### What you should do
Leave the images aside and copy out the whole listing, exact to the word.

### Provided entries
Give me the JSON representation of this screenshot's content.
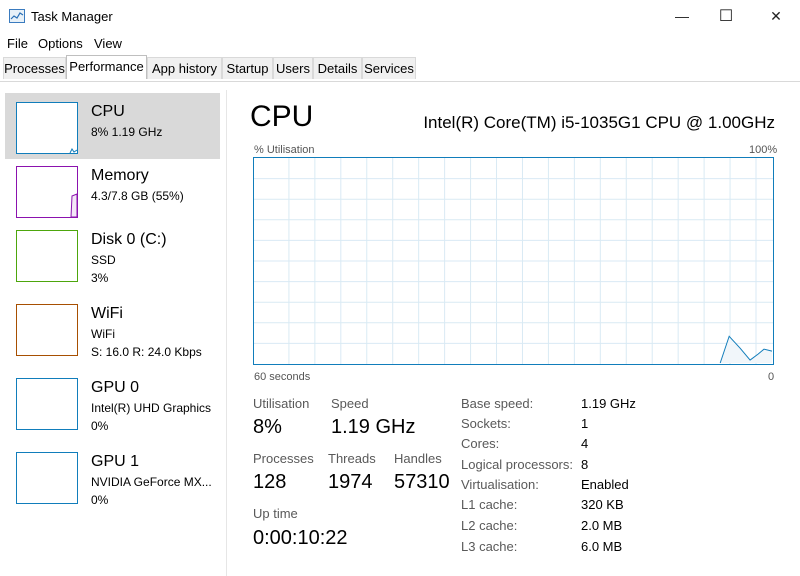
{
  "window": {
    "title": "Task Manager",
    "minimize_glyph": "—",
    "maximize_glyph": "☐",
    "close_glyph": "✕"
  },
  "menu": [
    "File",
    "Options",
    "View"
  ],
  "tabs": [
    {
      "label": "Processes",
      "active": false
    },
    {
      "label": "Performance",
      "active": true
    },
    {
      "label": "App history",
      "active": false
    },
    {
      "label": "Startup",
      "active": false
    },
    {
      "label": "Users",
      "active": false
    },
    {
      "label": "Details",
      "active": false
    },
    {
      "label": "Services",
      "active": false
    }
  ],
  "sidebar": [
    {
      "name": "CPU",
      "line2": "8%  1.19 GHz",
      "line3": "",
      "color": "#117dbb",
      "active": true,
      "icon": "cpu-thumbnail-icon"
    },
    {
      "name": "Memory",
      "line2": "4.3/7.8 GB (55%)",
      "line3": "",
      "color": "#8b12ae",
      "active": false,
      "icon": "memory-thumbnail-icon"
    },
    {
      "name": "Disk 0 (C:)",
      "line2": "SSD",
      "line3": "3%",
      "color": "#4da60c",
      "active": false,
      "icon": "disk-thumbnail-icon"
    },
    {
      "name": "WiFi",
      "line2": "WiFi",
      "line3": "S: 16.0  R: 24.0 Kbps",
      "color": "#a74f01",
      "active": false,
      "icon": "wifi-thumbnail-icon"
    },
    {
      "name": "GPU 0",
      "line2": "Intel(R) UHD Graphics",
      "line3": "0%",
      "color": "#117dbb",
      "active": false,
      "icon": "gpu0-thumbnail-icon"
    },
    {
      "name": "GPU 1",
      "line2": "NVIDIA GeForce MX...",
      "line3": "0%",
      "color": "#117dbb",
      "active": false,
      "icon": "gpu1-thumbnail-icon"
    }
  ],
  "main": {
    "title": "CPU",
    "model": "Intel(R) Core(TM) i5-1035G1 CPU @ 1.00GHz",
    "graph": {
      "y_label": "% Utilisation",
      "y_max_label": "100%",
      "x_left_label": "60 seconds",
      "x_right_label": "0",
      "line_color": "#117dbb",
      "grid_color": "#d9eaf4",
      "fill_color": "#f1f6fa"
    },
    "stats": {
      "utilisation_label": "Utilisation",
      "utilisation": "8%",
      "speed_label": "Speed",
      "speed": "1.19 GHz",
      "processes_label": "Processes",
      "processes": "128",
      "threads_label": "Threads",
      "threads": "1974",
      "handles_label": "Handles",
      "handles": "57310",
      "uptime_label": "Up time",
      "uptime": "0:00:10:22"
    },
    "specs": [
      {
        "label": "Base speed:",
        "value": "1.19 GHz"
      },
      {
        "label": "Sockets:",
        "value": "1"
      },
      {
        "label": "Cores:",
        "value": "4"
      },
      {
        "label": "Logical processors:",
        "value": "8"
      },
      {
        "label": "Virtualisation:",
        "value": "Enabled"
      },
      {
        "label": "L1 cache:",
        "value": "320 KB"
      },
      {
        "label": "L2 cache:",
        "value": "2.0 MB"
      },
      {
        "label": "L3 cache:",
        "value": "6.0 MB"
      }
    ]
  }
}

### Reply
Give me the JSON representation of this screenshot's content.
{
  "window": {
    "title": "Task Manager",
    "minimize_glyph": "—",
    "maximize_glyph": "☐",
    "close_glyph": "✕"
  },
  "menu": [
    "File",
    "Options",
    "View"
  ],
  "tabs": [
    {
      "label": "Processes",
      "active": false
    },
    {
      "label": "Performance",
      "active": true
    },
    {
      "label": "App history",
      "active": false
    },
    {
      "label": "Startup",
      "active": false
    },
    {
      "label": "Users",
      "active": false
    },
    {
      "label": "Details",
      "active": false
    },
    {
      "label": "Services",
      "active": false
    }
  ],
  "sidebar": [
    {
      "name": "CPU",
      "line2": "8%  1.19 GHz",
      "line3": "",
      "color": "#117dbb",
      "active": true,
      "icon": "cpu-thumbnail-icon"
    },
    {
      "name": "Memory",
      "line2": "4.3/7.8 GB (55%)",
      "line3": "",
      "color": "#8b12ae",
      "active": false,
      "icon": "memory-thumbnail-icon"
    },
    {
      "name": "Disk 0 (C:)",
      "line2": "SSD",
      "line3": "3%",
      "color": "#4da60c",
      "active": false,
      "icon": "disk-thumbnail-icon"
    },
    {
      "name": "WiFi",
      "line2": "WiFi",
      "line3": "S: 16.0  R: 24.0 Kbps",
      "color": "#a74f01",
      "active": false,
      "icon": "wifi-thumbnail-icon"
    },
    {
      "name": "GPU 0",
      "line2": "Intel(R) UHD Graphics",
      "line3": "0%",
      "color": "#117dbb",
      "active": false,
      "icon": "gpu0-thumbnail-icon"
    },
    {
      "name": "GPU 1",
      "line2": "NVIDIA GeForce MX...",
      "line3": "0%",
      "color": "#117dbb",
      "active": false,
      "icon": "gpu1-thumbnail-icon"
    }
  ],
  "main": {
    "title": "CPU",
    "model": "Intel(R) Core(TM) i5-1035G1 CPU @ 1.00GHz",
    "graph": {
      "y_label": "% Utilisation",
      "y_max_label": "100%",
      "x_left_label": "60 seconds",
      "x_right_label": "0",
      "line_color": "#117dbb",
      "grid_color": "#d9eaf4",
      "fill_color": "#f1f6fa"
    },
    "stats": {
      "utilisation_label": "Utilisation",
      "utilisation": "8%",
      "speed_label": "Speed",
      "speed": "1.19 GHz",
      "processes_label": "Processes",
      "processes": "128",
      "threads_label": "Threads",
      "threads": "1974",
      "handles_label": "Handles",
      "handles": "57310",
      "uptime_label": "Up time",
      "uptime": "0:00:10:22"
    },
    "specs": [
      {
        "label": "Base speed:",
        "value": "1.19 GHz"
      },
      {
        "label": "Sockets:",
        "value": "1"
      },
      {
        "label": "Cores:",
        "value": "4"
      },
      {
        "label": "Logical processors:",
        "value": "8"
      },
      {
        "label": "Virtualisation:",
        "value": "Enabled"
      },
      {
        "label": "L1 cache:",
        "value": "320 KB"
      },
      {
        "label": "L2 cache:",
        "value": "2.0 MB"
      },
      {
        "label": "L3 cache:",
        "value": "6.0 MB"
      }
    ]
  }
}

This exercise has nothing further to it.